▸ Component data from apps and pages

------------------------------------------------------------

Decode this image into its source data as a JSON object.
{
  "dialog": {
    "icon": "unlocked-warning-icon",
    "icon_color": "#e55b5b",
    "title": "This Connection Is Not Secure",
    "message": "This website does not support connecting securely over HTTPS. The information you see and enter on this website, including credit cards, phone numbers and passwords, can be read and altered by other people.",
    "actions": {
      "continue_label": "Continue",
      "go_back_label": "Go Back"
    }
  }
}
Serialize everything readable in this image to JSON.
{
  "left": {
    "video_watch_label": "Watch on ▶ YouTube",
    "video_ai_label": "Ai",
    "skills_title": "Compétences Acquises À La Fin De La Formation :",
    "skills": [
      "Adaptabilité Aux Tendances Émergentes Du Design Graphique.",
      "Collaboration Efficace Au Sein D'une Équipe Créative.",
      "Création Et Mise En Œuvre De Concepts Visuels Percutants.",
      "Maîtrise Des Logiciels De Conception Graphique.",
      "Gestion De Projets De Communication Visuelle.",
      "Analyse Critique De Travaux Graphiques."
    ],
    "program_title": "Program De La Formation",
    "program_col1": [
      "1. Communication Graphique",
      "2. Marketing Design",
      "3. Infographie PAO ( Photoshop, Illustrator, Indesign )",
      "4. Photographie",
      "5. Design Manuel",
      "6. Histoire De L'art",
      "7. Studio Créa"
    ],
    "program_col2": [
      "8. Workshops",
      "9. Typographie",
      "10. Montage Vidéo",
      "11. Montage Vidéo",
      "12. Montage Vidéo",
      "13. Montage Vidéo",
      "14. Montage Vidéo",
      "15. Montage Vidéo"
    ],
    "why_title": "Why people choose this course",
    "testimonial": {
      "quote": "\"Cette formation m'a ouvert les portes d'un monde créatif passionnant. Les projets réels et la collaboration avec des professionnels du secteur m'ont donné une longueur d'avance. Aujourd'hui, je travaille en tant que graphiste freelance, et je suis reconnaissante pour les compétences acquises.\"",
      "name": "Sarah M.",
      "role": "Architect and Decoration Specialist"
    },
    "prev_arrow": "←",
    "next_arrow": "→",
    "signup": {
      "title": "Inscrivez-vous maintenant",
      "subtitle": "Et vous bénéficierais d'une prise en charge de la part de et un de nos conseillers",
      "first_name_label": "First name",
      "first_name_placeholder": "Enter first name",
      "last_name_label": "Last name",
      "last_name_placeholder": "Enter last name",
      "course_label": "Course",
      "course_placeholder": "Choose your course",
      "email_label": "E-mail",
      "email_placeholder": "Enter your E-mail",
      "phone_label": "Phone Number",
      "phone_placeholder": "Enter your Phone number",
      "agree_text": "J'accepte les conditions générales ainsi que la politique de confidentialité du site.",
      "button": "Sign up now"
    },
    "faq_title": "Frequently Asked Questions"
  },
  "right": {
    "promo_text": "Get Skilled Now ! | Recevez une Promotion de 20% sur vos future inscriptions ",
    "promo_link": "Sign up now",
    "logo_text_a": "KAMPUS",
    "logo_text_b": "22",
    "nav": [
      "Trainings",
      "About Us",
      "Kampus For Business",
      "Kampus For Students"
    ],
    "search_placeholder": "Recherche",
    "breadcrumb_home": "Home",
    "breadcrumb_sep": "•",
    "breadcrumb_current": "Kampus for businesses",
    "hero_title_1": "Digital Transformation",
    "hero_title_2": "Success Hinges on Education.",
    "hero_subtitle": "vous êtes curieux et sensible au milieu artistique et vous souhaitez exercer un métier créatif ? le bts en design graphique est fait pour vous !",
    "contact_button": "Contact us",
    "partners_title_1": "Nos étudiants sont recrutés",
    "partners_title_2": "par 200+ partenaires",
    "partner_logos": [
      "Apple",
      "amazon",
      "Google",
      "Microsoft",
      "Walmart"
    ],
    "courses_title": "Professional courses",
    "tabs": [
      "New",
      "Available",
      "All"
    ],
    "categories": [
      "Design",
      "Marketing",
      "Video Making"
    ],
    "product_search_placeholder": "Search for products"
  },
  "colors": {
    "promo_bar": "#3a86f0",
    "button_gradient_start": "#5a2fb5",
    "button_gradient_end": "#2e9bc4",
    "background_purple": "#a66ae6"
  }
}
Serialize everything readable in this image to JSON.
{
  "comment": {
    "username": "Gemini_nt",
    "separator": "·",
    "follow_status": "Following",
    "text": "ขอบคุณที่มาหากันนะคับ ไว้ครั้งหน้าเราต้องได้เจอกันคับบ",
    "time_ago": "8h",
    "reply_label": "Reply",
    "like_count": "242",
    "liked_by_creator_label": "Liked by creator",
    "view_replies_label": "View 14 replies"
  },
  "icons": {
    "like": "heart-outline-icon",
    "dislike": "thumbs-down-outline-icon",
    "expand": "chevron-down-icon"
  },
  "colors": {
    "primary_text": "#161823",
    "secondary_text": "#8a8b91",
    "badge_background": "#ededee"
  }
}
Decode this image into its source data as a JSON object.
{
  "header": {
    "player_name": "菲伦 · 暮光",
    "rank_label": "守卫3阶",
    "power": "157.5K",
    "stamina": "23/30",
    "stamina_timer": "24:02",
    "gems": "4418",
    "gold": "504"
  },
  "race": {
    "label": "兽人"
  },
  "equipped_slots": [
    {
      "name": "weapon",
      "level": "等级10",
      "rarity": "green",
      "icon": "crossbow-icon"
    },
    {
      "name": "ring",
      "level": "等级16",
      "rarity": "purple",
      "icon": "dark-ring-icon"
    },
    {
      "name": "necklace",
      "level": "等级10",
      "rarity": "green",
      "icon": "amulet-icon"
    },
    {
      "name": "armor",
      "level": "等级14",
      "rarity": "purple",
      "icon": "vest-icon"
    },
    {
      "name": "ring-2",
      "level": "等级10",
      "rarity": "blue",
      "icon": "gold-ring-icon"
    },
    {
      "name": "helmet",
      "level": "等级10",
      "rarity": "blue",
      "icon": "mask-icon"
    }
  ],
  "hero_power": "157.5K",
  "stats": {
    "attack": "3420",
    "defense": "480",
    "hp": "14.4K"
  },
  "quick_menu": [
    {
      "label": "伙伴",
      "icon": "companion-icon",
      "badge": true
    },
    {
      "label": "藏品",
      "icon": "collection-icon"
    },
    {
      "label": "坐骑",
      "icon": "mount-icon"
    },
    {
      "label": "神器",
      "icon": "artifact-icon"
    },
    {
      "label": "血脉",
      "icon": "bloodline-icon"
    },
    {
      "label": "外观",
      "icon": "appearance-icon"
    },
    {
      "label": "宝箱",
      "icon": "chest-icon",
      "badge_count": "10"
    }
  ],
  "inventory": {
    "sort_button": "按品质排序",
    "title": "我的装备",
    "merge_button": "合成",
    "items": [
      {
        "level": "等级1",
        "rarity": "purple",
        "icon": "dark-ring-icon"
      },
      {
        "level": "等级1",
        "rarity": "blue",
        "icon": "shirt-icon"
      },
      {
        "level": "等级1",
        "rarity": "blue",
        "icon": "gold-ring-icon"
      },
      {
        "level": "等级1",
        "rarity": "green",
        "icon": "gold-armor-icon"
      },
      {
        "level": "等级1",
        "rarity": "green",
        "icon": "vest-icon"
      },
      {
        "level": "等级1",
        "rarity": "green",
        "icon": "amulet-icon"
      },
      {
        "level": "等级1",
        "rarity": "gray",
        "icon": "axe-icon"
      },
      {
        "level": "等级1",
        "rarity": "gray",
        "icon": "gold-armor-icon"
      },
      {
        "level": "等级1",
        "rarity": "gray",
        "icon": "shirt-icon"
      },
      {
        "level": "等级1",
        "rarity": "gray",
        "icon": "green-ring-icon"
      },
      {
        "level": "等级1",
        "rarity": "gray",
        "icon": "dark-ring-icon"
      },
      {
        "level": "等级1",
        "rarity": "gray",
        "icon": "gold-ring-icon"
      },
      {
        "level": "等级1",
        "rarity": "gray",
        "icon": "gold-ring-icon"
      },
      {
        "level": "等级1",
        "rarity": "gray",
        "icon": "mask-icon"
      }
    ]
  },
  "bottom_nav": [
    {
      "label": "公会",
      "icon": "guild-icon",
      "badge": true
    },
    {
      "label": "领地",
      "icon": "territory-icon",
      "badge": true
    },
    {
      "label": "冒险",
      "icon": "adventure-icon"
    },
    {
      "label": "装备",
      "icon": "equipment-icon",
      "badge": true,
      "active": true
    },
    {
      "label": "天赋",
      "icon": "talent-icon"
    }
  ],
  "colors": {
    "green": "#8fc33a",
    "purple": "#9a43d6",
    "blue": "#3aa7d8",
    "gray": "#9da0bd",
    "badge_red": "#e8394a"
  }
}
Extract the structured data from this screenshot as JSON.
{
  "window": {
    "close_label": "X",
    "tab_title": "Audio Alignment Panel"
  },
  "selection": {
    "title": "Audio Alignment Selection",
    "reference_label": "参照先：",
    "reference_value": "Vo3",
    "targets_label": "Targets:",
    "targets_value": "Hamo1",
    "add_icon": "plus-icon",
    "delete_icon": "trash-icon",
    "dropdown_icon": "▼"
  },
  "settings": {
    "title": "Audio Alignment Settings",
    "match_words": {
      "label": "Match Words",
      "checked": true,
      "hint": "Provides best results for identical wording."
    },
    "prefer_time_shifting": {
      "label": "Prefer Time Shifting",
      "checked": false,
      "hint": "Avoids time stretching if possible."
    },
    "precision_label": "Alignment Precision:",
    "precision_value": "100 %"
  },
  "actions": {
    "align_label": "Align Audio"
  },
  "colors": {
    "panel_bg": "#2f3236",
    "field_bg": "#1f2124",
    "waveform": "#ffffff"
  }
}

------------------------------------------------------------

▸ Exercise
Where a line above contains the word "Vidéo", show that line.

▸ Answer box
      "10. Montage Vidéo",
      "11. Montage Vidéo",
      "12. Montage Vidéo",
      "13. Montage Vidéo",
      "14. Montage Vidéo",
      "15. Montage Vidéo"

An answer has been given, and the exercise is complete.